THE PROBLEM: How many lines of these entries hold the string "data"? Answer with the number alone.

-- Opening Marker --

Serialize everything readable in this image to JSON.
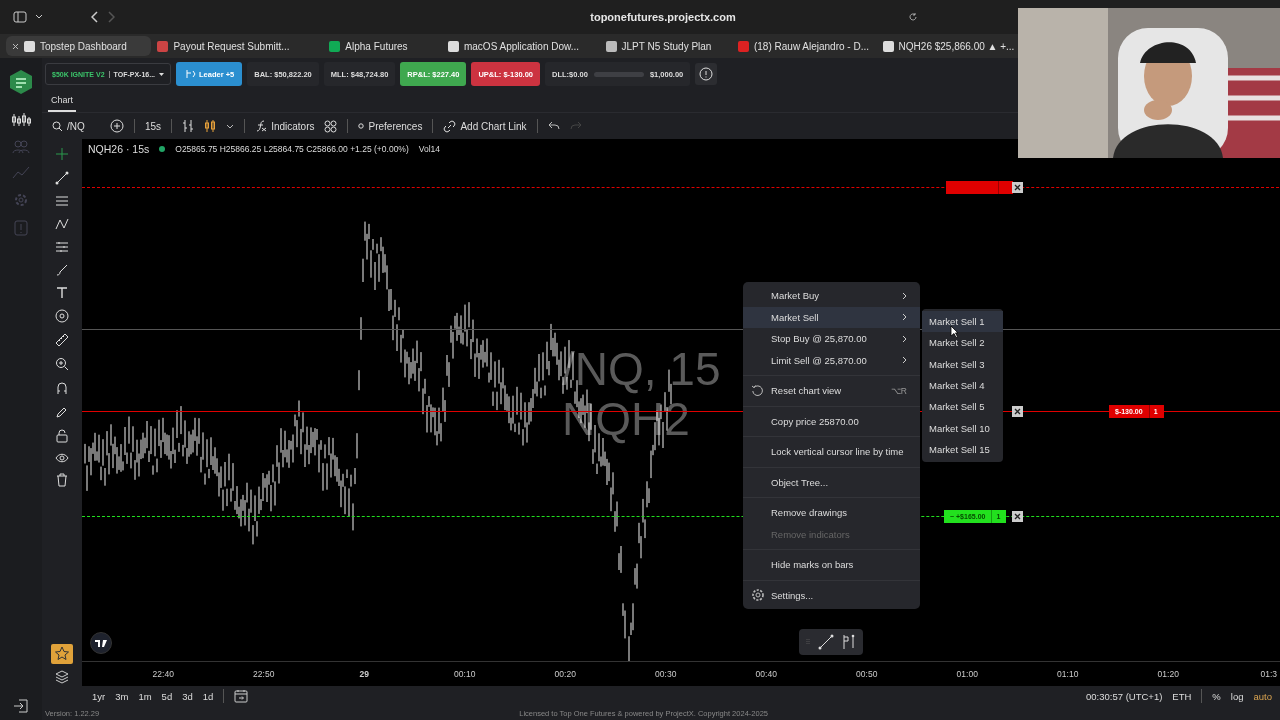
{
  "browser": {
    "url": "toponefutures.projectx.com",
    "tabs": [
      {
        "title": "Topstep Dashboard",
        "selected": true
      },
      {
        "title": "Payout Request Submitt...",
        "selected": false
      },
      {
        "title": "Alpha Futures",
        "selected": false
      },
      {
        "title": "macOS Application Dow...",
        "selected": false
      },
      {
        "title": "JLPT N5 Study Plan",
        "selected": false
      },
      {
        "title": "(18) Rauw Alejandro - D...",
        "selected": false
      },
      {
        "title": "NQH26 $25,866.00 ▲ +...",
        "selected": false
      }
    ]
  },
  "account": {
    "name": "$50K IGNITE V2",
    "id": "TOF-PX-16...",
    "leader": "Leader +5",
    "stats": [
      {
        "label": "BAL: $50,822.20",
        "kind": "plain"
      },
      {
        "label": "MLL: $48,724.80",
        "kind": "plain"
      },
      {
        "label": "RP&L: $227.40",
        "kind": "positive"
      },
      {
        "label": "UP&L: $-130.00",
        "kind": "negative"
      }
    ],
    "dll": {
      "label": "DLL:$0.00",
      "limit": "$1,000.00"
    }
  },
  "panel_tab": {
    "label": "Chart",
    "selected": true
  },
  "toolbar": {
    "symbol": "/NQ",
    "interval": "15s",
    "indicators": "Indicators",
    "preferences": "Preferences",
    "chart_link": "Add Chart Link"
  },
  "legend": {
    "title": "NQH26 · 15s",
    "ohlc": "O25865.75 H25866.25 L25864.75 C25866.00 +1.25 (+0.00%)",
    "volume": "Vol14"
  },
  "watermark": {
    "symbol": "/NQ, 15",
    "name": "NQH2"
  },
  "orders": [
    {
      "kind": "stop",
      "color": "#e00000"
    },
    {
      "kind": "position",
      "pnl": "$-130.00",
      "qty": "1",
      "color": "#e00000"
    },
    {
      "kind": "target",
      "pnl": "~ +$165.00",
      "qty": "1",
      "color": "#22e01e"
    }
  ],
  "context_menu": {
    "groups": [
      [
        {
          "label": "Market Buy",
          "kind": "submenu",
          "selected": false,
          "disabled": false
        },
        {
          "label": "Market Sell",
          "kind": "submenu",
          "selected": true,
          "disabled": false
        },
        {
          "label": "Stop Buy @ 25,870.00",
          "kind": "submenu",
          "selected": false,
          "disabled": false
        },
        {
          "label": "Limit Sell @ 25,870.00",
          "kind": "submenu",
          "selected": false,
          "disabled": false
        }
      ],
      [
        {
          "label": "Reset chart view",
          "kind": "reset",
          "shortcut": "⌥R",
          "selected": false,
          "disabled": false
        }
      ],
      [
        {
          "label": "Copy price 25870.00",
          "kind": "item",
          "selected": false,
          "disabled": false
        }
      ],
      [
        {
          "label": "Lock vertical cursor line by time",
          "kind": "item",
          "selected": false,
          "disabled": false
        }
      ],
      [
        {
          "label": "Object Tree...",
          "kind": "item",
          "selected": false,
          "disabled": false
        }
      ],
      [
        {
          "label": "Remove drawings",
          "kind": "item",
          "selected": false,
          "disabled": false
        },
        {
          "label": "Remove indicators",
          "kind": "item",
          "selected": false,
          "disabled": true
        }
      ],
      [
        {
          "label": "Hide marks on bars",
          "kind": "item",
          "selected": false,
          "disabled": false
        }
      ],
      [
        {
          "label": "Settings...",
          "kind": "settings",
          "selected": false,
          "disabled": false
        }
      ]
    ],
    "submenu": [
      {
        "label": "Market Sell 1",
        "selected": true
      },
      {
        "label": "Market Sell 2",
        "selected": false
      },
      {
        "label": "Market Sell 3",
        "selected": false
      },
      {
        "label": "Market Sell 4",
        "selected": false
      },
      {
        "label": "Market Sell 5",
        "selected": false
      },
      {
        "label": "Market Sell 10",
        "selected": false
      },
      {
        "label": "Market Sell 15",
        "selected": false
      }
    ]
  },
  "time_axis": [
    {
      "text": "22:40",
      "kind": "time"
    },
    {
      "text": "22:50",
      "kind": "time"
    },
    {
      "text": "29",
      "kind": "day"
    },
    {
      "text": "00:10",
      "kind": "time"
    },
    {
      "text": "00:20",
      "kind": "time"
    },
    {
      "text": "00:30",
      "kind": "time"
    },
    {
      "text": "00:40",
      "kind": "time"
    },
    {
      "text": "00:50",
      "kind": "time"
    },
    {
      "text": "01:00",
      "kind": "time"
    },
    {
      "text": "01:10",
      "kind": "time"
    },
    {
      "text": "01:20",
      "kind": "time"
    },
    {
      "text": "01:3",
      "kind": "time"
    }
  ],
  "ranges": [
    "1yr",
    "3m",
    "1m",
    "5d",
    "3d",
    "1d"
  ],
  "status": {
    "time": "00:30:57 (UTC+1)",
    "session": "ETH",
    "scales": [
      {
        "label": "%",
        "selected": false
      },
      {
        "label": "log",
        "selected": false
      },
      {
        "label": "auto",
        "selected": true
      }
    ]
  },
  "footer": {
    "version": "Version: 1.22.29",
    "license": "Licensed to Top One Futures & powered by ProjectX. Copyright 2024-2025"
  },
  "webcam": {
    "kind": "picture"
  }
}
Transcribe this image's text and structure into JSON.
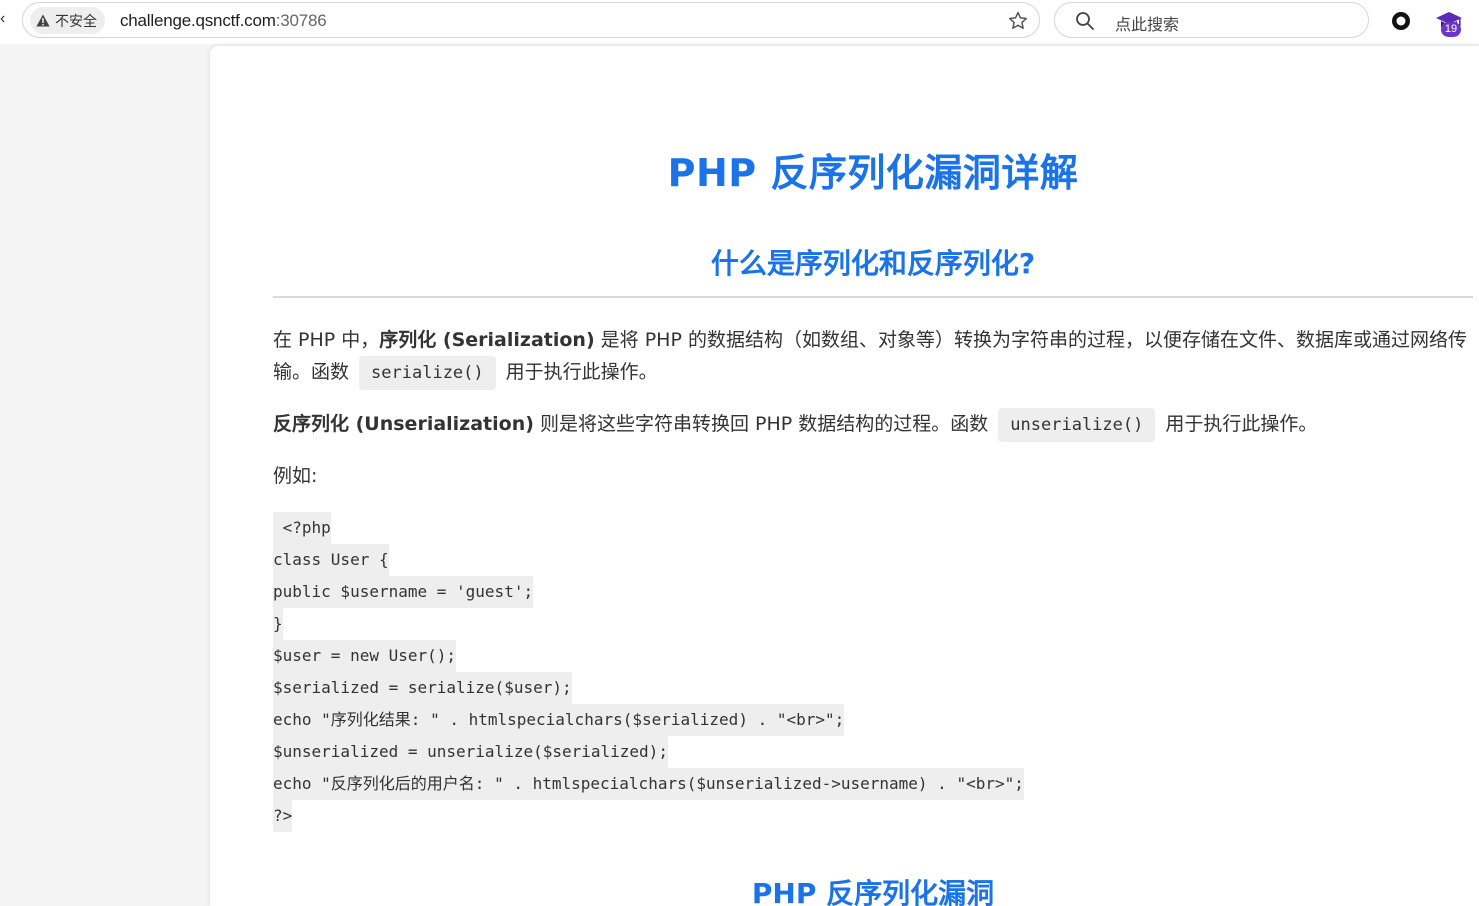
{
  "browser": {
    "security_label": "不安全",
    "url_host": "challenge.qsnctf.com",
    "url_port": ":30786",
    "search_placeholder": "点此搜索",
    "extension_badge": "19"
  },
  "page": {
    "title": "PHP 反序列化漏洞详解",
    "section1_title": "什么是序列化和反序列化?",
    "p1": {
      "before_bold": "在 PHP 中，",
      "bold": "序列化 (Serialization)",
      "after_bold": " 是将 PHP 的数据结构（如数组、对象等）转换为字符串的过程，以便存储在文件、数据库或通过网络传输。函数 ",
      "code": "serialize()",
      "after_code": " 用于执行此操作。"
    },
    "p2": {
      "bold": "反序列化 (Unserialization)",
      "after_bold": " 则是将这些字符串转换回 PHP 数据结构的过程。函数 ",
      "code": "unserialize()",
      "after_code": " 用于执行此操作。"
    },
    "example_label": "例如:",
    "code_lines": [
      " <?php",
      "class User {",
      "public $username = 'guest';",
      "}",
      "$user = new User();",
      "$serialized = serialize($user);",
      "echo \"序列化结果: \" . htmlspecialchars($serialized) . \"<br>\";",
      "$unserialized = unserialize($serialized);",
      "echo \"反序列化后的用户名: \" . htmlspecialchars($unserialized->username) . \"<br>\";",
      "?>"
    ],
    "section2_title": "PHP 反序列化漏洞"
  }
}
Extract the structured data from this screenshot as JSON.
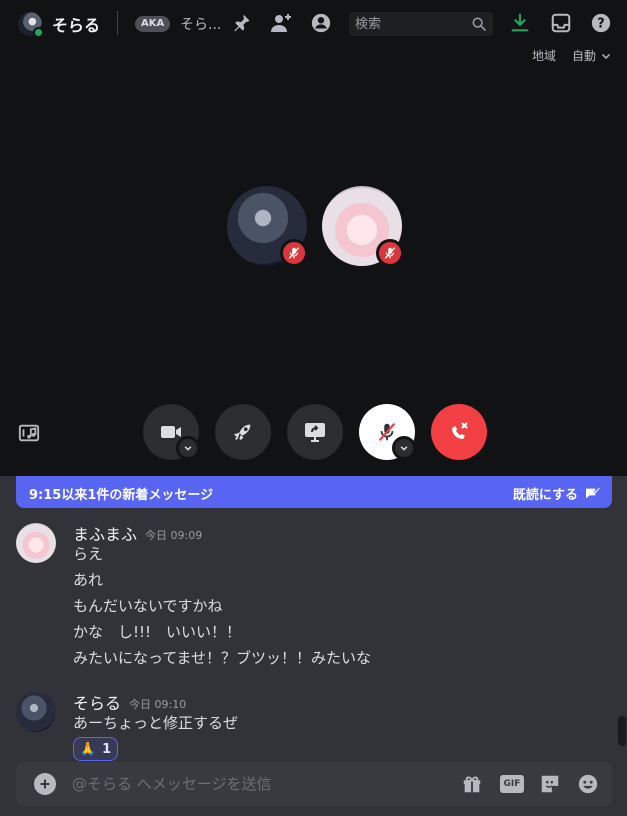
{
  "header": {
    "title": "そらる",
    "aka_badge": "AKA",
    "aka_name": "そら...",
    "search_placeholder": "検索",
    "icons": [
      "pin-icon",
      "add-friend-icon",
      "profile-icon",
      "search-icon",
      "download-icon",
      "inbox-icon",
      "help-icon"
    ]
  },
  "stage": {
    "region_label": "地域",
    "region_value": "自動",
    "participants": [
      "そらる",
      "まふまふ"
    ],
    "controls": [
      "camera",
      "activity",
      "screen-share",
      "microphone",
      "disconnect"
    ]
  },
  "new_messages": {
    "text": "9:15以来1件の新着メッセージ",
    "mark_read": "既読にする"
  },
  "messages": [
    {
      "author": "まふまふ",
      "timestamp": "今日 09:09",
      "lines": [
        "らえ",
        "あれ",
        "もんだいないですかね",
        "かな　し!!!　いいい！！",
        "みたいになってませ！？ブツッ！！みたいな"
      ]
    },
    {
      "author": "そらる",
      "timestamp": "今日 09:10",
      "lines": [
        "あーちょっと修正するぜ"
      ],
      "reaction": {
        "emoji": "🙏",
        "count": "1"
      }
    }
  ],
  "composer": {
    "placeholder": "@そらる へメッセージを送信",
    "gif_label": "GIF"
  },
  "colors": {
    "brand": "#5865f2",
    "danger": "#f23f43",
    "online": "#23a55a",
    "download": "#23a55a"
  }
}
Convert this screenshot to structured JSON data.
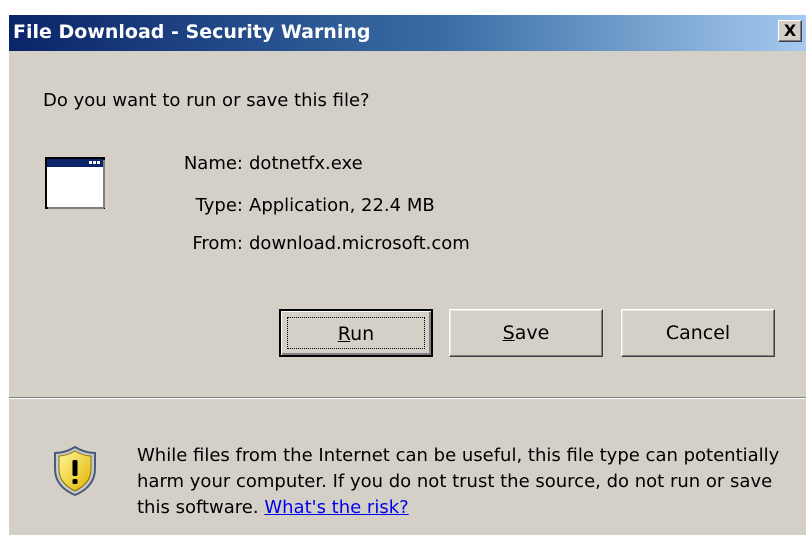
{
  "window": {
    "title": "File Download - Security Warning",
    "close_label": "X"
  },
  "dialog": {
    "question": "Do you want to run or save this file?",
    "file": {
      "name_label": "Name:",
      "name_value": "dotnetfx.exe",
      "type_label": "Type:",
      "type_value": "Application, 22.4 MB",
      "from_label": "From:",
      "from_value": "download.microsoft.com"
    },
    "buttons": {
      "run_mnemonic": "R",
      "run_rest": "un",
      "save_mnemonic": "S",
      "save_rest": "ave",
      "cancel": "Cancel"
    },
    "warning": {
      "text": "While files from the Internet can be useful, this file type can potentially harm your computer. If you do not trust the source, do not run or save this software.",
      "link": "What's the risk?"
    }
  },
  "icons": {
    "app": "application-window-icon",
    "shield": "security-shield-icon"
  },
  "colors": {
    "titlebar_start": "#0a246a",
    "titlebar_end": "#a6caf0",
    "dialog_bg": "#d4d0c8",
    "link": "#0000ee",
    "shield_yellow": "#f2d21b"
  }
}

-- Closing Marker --

COMPLETED TASK: 2